[Exercise description] Report the lines of the data below that contain the string "label".

(Data records for software interfaces)
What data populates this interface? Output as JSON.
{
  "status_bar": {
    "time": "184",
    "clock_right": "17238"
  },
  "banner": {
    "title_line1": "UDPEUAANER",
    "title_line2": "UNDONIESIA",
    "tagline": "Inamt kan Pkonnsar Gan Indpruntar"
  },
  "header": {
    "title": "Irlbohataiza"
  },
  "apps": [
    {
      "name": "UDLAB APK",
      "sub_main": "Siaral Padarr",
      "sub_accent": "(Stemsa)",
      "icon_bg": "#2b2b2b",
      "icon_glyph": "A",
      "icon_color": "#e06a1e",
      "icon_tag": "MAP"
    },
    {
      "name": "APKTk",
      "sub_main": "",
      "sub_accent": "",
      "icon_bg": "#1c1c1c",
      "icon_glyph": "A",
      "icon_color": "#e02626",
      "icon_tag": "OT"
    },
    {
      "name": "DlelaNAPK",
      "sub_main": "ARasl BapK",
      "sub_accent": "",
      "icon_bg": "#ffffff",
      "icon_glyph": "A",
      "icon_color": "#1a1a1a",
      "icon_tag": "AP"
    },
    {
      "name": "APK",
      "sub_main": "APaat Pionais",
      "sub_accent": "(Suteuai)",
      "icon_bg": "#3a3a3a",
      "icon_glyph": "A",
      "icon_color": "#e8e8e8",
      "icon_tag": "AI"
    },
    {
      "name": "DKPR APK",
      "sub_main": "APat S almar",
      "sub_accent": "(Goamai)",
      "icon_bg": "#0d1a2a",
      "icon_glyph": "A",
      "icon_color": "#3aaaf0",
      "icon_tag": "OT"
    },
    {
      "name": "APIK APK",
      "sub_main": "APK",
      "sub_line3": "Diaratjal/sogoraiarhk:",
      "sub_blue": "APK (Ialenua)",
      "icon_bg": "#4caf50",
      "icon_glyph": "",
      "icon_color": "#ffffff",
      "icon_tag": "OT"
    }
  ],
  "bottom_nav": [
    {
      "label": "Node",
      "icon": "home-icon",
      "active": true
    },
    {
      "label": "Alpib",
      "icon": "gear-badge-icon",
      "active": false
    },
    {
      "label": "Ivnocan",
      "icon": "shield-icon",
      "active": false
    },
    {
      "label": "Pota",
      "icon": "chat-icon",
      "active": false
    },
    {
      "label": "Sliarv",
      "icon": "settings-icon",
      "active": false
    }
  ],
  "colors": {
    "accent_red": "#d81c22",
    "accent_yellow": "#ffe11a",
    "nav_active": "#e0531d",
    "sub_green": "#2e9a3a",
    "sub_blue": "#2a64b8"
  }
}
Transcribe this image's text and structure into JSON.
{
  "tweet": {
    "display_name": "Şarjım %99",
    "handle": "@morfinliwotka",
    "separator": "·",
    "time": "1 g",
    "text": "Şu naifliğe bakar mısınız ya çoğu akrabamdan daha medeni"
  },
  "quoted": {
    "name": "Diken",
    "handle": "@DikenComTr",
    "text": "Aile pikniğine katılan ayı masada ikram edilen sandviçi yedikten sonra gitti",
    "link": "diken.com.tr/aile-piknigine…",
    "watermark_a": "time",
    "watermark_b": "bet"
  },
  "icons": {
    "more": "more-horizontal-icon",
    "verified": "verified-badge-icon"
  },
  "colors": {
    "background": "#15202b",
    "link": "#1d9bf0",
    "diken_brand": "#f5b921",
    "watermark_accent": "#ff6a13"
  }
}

[Worked solution]
      "label": "Node",
      "label": "Alpib",
      "label": "Ivnocan",
      "label": "Pota",
      "label": "Sliarv",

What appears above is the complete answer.